As Europe’s General Data Protection Regulations comes into force, organisations across all industries have questions about what exactly it means for them. Here, Richard Thomas, employment lawyer at Capital Law and GDPR expert, looks at what businesses in the transport industry will need to consider.
GDPR replaces existing European laws on data protection – making it the most significant change in data protection law in 20 years. It will mean that all organisations have to change the way they capture, use and share personal data – both internally and externally – no matter their size or structure.
So, from nationwide rail or bus operators to travel agents or transport-focused tech start-ups to engine manufacturing giants, all types of businesses across the transport industry will be affected.
How does the transport industry use personal data?
Transport is only getting smarter and that is dependent on making the most of personal data.
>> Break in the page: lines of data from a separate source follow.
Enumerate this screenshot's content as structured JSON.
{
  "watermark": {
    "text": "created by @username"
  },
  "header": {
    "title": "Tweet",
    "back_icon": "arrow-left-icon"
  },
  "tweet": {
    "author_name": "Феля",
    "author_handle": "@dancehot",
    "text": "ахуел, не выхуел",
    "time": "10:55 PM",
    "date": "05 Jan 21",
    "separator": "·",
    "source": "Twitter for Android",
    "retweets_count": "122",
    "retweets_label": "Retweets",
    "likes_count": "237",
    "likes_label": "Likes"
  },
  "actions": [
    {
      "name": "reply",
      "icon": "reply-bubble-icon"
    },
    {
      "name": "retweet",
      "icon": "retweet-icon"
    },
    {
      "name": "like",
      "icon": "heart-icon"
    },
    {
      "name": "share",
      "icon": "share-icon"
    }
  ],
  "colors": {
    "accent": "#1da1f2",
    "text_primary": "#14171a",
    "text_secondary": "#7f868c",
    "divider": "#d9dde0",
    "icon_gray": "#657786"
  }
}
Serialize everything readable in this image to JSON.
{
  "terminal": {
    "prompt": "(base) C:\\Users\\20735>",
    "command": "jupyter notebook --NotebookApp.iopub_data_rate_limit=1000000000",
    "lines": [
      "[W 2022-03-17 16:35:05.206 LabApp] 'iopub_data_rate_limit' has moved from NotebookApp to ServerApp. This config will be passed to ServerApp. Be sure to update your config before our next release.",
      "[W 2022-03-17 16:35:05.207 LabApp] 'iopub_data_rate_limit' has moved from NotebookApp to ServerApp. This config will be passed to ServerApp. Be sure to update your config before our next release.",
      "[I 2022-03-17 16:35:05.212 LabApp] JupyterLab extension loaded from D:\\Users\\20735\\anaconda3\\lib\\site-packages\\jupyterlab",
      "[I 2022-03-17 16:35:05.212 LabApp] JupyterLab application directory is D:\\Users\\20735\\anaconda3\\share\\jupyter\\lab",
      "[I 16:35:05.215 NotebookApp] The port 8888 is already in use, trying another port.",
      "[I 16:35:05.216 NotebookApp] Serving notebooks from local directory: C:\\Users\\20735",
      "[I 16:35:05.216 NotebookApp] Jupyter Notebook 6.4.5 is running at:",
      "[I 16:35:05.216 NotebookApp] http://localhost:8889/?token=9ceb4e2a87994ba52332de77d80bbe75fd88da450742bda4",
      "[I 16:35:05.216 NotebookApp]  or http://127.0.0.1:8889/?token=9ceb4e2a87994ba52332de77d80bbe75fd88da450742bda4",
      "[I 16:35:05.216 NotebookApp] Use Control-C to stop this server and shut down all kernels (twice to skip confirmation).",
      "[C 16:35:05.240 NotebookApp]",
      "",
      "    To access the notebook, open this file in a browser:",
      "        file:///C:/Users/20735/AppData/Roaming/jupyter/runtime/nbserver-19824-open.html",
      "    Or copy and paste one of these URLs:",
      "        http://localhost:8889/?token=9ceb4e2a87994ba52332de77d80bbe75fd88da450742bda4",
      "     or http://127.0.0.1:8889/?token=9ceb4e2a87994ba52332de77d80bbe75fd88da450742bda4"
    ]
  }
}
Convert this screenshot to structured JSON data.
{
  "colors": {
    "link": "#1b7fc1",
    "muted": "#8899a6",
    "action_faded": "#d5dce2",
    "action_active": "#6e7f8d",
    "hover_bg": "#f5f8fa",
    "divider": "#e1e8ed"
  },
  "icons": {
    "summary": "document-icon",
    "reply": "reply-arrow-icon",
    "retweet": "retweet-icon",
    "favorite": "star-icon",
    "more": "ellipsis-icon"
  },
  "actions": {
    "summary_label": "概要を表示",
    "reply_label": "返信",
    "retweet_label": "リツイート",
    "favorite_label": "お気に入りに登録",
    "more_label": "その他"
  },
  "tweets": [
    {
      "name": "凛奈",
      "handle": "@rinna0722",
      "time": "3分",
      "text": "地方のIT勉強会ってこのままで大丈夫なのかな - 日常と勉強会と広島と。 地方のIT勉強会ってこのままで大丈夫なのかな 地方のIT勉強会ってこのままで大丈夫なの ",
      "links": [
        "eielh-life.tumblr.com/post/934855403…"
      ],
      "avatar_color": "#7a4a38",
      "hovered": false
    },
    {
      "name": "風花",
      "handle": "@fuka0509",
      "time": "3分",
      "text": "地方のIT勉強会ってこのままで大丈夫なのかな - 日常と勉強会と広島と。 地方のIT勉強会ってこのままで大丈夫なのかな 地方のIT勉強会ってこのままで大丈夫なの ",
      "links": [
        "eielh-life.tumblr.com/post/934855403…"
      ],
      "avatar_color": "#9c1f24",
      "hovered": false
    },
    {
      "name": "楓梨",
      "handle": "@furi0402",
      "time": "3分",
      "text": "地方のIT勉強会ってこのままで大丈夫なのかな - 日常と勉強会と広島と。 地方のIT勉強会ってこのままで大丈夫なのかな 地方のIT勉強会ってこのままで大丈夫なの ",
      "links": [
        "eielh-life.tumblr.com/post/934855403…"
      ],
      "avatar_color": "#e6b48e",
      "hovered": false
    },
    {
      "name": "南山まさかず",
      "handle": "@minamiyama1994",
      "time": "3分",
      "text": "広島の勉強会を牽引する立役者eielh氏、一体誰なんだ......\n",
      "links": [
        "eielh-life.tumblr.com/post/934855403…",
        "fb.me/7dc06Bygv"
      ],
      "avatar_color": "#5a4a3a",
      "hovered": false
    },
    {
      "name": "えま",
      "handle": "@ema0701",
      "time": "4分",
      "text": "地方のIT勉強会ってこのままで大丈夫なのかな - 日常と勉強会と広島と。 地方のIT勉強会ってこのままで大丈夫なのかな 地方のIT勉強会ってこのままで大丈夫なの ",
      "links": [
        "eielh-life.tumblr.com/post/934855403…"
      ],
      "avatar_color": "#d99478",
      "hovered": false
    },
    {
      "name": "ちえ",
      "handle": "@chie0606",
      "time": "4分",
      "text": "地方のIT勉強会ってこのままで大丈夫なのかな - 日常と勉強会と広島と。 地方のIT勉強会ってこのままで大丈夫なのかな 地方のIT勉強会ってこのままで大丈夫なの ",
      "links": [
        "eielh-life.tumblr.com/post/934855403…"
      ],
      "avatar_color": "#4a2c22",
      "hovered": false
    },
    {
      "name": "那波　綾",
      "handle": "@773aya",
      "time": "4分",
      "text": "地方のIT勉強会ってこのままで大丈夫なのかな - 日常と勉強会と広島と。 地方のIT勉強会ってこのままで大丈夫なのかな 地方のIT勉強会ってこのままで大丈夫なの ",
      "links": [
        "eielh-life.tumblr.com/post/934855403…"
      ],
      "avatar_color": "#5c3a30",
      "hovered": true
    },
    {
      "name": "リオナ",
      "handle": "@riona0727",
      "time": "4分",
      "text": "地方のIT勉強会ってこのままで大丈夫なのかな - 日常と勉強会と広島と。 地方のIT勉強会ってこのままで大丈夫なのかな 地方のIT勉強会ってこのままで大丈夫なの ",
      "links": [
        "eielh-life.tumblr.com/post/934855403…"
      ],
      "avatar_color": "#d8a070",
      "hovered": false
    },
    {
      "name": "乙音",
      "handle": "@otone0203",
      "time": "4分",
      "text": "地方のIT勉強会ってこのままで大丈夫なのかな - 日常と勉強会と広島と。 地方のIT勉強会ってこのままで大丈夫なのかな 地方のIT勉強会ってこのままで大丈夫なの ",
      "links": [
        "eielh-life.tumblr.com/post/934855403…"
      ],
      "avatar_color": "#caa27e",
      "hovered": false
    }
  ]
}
Airlines, connected car manufacturers, transport authorities, apps focusing on smart ticketing and gig-economy giants like Uber and Lyft all contribute to the development of intelligent transport systems. This development centres on collecting, sharing and exploiting personal data – which will fall under GDPR.
This includes information like a passenger’s name, contact information and address, as well as ‘smarter’ information – like travel patterns and times, recent journeys and fares.
Smart transport initiatives make the most of personal data to:
- Use tracking technology to improve urban planning and operations by analysing patterns of smart tickets or connected/autonomous vehicles
- Share data to develop agile service networks
- Increase the efficiency of passenger flows – from public transport platforms like airports or stations to more sophisticated methods like automated traffic light systems
- Generate revenue by passing data on to third parties, like retailers, operators, suppliers and advertisers.
And, it works both ways. While transport companies can use personal data to monitor and tailor what they offer to each individual, customers can also personalise their own travel options – through online booking, downloading apps and ‘favouriting’ destinations or journeys.
How GDPR affects the use of personal data
Traditionally, organisations have relied on consent to process personal data. This has historically been obtained through a variety of (sometimes discrete) means – like terms and conditions or the option of an opt-out or pre-ticked consent box.
GDPR introduces a much higher bar for valid consent – it can no longer be wrapped up in terms, it must be a positive opt-in and the individual must know exactly what they are consenting to.
Firstly, businesses need to understand what personal data your they’re processing, why it’s being processed and what legal basis (under GDPR) applies. It is also important that they are clear on where the information is obtained from (direct from the individual or from a third party) and who it might be shared with.
Organisations will need to have privacy notices (also referred to as fair processing notices) explaining to passengers, customers and third parties what they do with their personal data. GDPR requires more information to be disclosed in your privacy notices – if you already have privacy notices check they are in line with new requirements.
Areas that companies might want to think about are:
- The use of vehicle tracking/autonomous and connected vehicles
- How they collect and use smart ticketing data
- The way they store customer data – from geo-location data or mobility patterns to vehicle tracking
- How they go about obtaining consent for data processing
- Contractual solutions and supplier agreements
- How they can show customers that they’re putting the protection of their data at the heart of what they do
- What other policies, procedures and governance structures – as well as training – they need to put in place to keep you compliant.
What happens if businesses don’t comply?
If businesses don’t comply with GDPR, they’ll be open to enforcement action – which could damage reputations as well as bank balances across Europe. The maximum penalty that could be as much as £17 million or four per cent of a company’s global turnover – whichever is higher.
If GDPR is breached – whether intentionally or accidentally – in certain circumstances it must be reported to the Information Commissioner’s Office (ICO) and potentially to the individuals whose data has been breached. If not, businesses are opening temselves up to two fines: one for not reporting the breach, the other for the breach itself.
Transparency is key and this is where privacy notices will be important – if an individual suspects that their rights are being breached, they can complain to the ICO, who will take any complaints seriously.
If passengers trust the company they’re travelling with to handle their data appropriately, they will be more willing to provide it – which means that the company will benefit in the long term.
Can businesses get any help or advice?
There are several handy tools that can help businesses get GDPR complicance right.
Firstly, the ICO has developed an entire section on understanding GDPR – with a dedicated advice line1, as well as a ‘12 steps to take now’2 document – to help prepare companies with targeted information, along with more detailed GDPR guidance3.
The ICO has also developed a ‘lawful basis’3 tool to give businesses tailored guidance on which legal basis is likely to be most appropriate for the data processing that they undertake.
Using tools like this can really help businesses of all shapes and sizes to work out what legal basis they can rely on for their processing activities.
For our transport networks to be effective, compliant data analysis – looking at how people use our roads, railways and skies – has never been more important. The entire industry needs to understand the principles of GDPR and how it affects its day to day business and development.